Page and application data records

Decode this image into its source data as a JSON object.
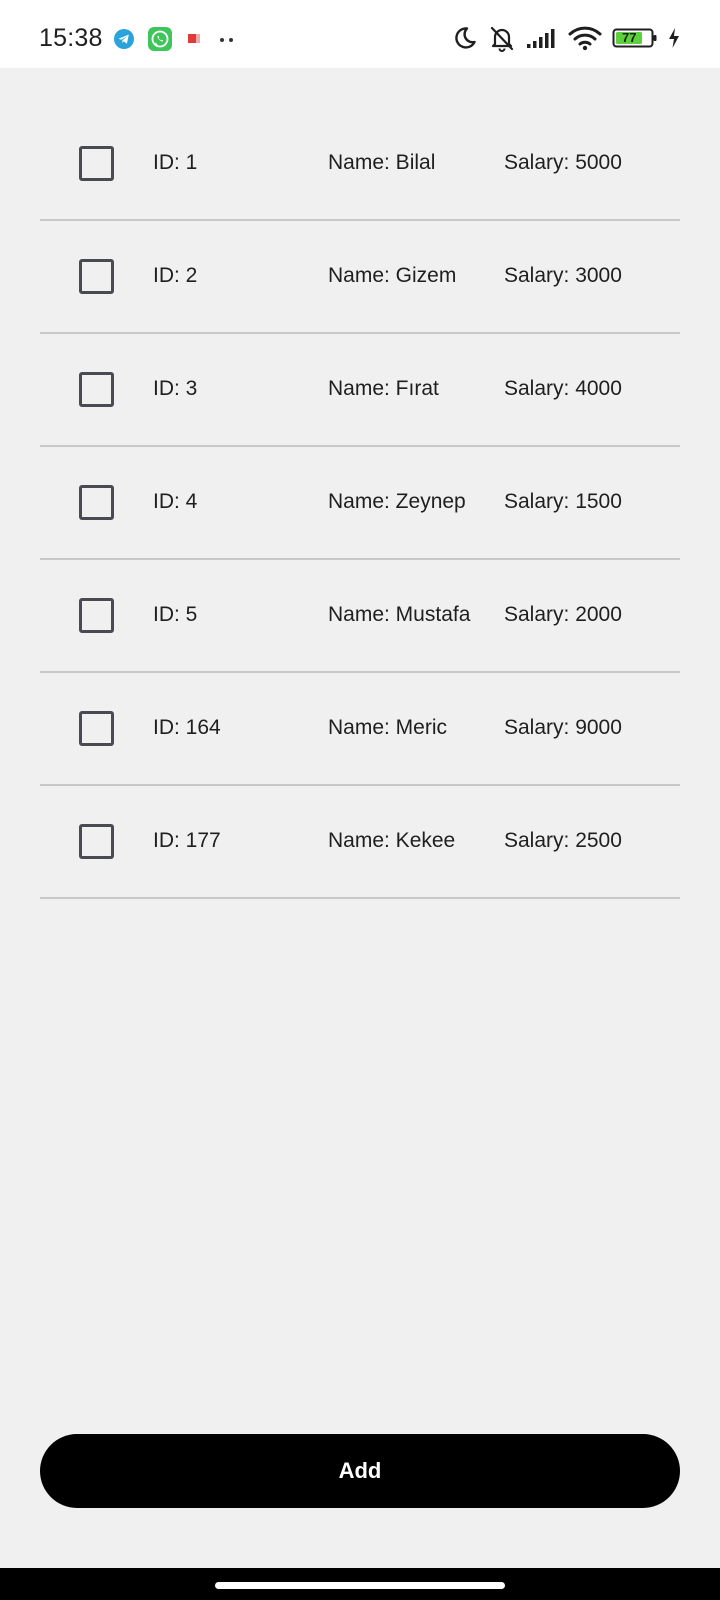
{
  "status_bar": {
    "time": "15:38",
    "left_icons": [
      "telegram-icon",
      "whatsapp-icon",
      "notification-icon",
      "more-dots-icon"
    ],
    "right_icons": [
      "moon-icon",
      "bell-off-icon",
      "signal-icon",
      "wifi-icon",
      "battery-icon",
      "charging-icon"
    ],
    "battery_level": "77"
  },
  "employees": [
    {
      "id": "ID: 1",
      "name": "Name: Bilal",
      "salary": "Salary: 5000",
      "checked": false
    },
    {
      "id": "ID: 2",
      "name": "Name: Gizem",
      "salary": "Salary: 3000",
      "checked": false
    },
    {
      "id": "ID: 3",
      "name": "Name: Fırat",
      "salary": "Salary: 4000",
      "checked": false
    },
    {
      "id": "ID: 4",
      "name": "Name: Zeynep",
      "salary": "Salary: 1500",
      "checked": false
    },
    {
      "id": "ID: 5",
      "name": "Name: Mustafa",
      "salary": "Salary: 2000",
      "checked": false
    },
    {
      "id": "ID: 164",
      "name": "Name: Meric",
      "salary": "Salary: 9000",
      "checked": false
    },
    {
      "id": "ID: 177",
      "name": "Name: Kekee",
      "salary": "Salary: 2500",
      "checked": false
    }
  ],
  "add_button": {
    "label": "Add"
  },
  "colors": {
    "background": "#f0f0f0",
    "button": "#000000",
    "button_text": "#ffffff",
    "divider": "#c8c8c8",
    "checkbox_border": "#4a4a52",
    "battery_fill": "#5bd23c"
  }
}
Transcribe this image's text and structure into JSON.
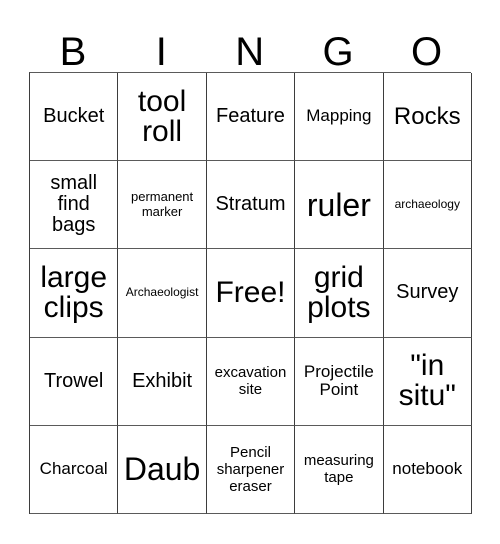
{
  "card": {
    "title_letters": [
      "B",
      "I",
      "N",
      "G",
      "O"
    ],
    "grid": {
      "rows": 5,
      "columns": 5,
      "border_color": "#3d3d3d",
      "background": "#ffffff",
      "text_color": "#000000",
      "cells": [
        [
          {
            "text": "Bucket",
            "size": "t-xl"
          },
          {
            "text": "tool\nroll",
            "size": "t-3xl"
          },
          {
            "text": "Feature",
            "size": "t-xl"
          },
          {
            "text": "Mapping",
            "size": "t-lg"
          },
          {
            "text": "Rocks",
            "size": "t-2xl"
          }
        ],
        [
          {
            "text": "small\nfind\nbags",
            "size": "t-xl"
          },
          {
            "text": "permanent\nmarker",
            "size": "t-sm"
          },
          {
            "text": "Stratum",
            "size": "t-xl"
          },
          {
            "text": "ruler",
            "size": "t-4xl"
          },
          {
            "text": "archaeology",
            "size": "t-xs"
          }
        ],
        [
          {
            "text": "large\nclips",
            "size": "t-3xl"
          },
          {
            "text": "Archaeologist",
            "size": "t-xs"
          },
          {
            "text": "Free!",
            "size": "t-3xl"
          },
          {
            "text": "grid\nplots",
            "size": "t-3xl"
          },
          {
            "text": "Survey",
            "size": "t-xl"
          }
        ],
        [
          {
            "text": "Trowel",
            "size": "t-xl"
          },
          {
            "text": "Exhibit",
            "size": "t-xl"
          },
          {
            "text": "excavation\nsite",
            "size": "t-md"
          },
          {
            "text": "Projectile\nPoint",
            "size": "t-lg"
          },
          {
            "text": "\"in\nsitu\"",
            "size": "t-3xl"
          }
        ],
        [
          {
            "text": "Charcoal",
            "size": "t-lg"
          },
          {
            "text": "Daub",
            "size": "t-4xl"
          },
          {
            "text": "Pencil\nsharpener\neraser",
            "size": "t-md"
          },
          {
            "text": "measuring\ntape",
            "size": "t-md"
          },
          {
            "text": "notebook",
            "size": "t-lg"
          }
        ]
      ]
    }
  }
}
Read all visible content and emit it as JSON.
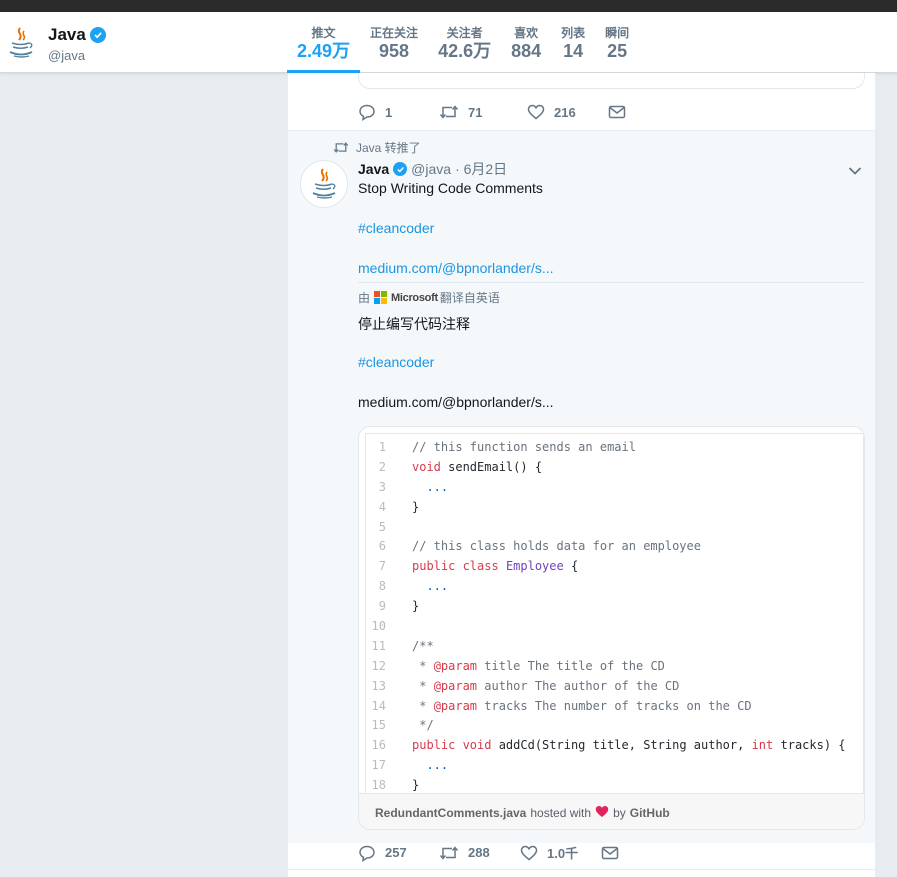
{
  "profile": {
    "name": "Java",
    "handle": "@java"
  },
  "nav": [
    {
      "label": "推文",
      "value": "2.49万",
      "active": true
    },
    {
      "label": "正在关注",
      "value": "958"
    },
    {
      "label": "关注者",
      "value": "42.6万"
    },
    {
      "label": "喜欢",
      "value": "884"
    },
    {
      "label": "列表",
      "value": "14"
    },
    {
      "label": "瞬间",
      "value": "25"
    }
  ],
  "prev_tweet": {
    "replies": "1",
    "retweets": "71",
    "likes": "216"
  },
  "tweet": {
    "retweeted_by": "Java 转推了",
    "author": "Java",
    "handle": "@java",
    "date": "· 6月2日",
    "text": "Stop Writing Code Comments",
    "hashtag": "#cleancoder",
    "link": "medium.com/@bpnorlander/s...",
    "translated_prefix": "由",
    "translator": "Microsoft",
    "translated_suffix": "翻译自英语",
    "translated_text": "停止编写代码注释",
    "translated_hashtag": "#cleancoder",
    "translated_link": "medium.com/@bpnorlander/s...",
    "gist": {
      "lines": [
        "1",
        "2",
        "3",
        "4",
        "5",
        "6",
        "7",
        "8",
        "9",
        "10",
        "11",
        "12",
        "13",
        "14",
        "15",
        "16",
        "17",
        "18"
      ],
      "filename": "RedundantComments.java",
      "hosted_with": "hosted with",
      "by": "by",
      "github": "GitHub"
    },
    "replies": "257",
    "retweets": "288",
    "likes": "1.0千"
  },
  "colors": {
    "accent": "#1da1f2",
    "link": "#1b95e0",
    "heart": "#e0245e"
  }
}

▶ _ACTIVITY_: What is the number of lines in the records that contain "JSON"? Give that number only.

▶ _SOLUTION TO THIS EXERCISE_: 3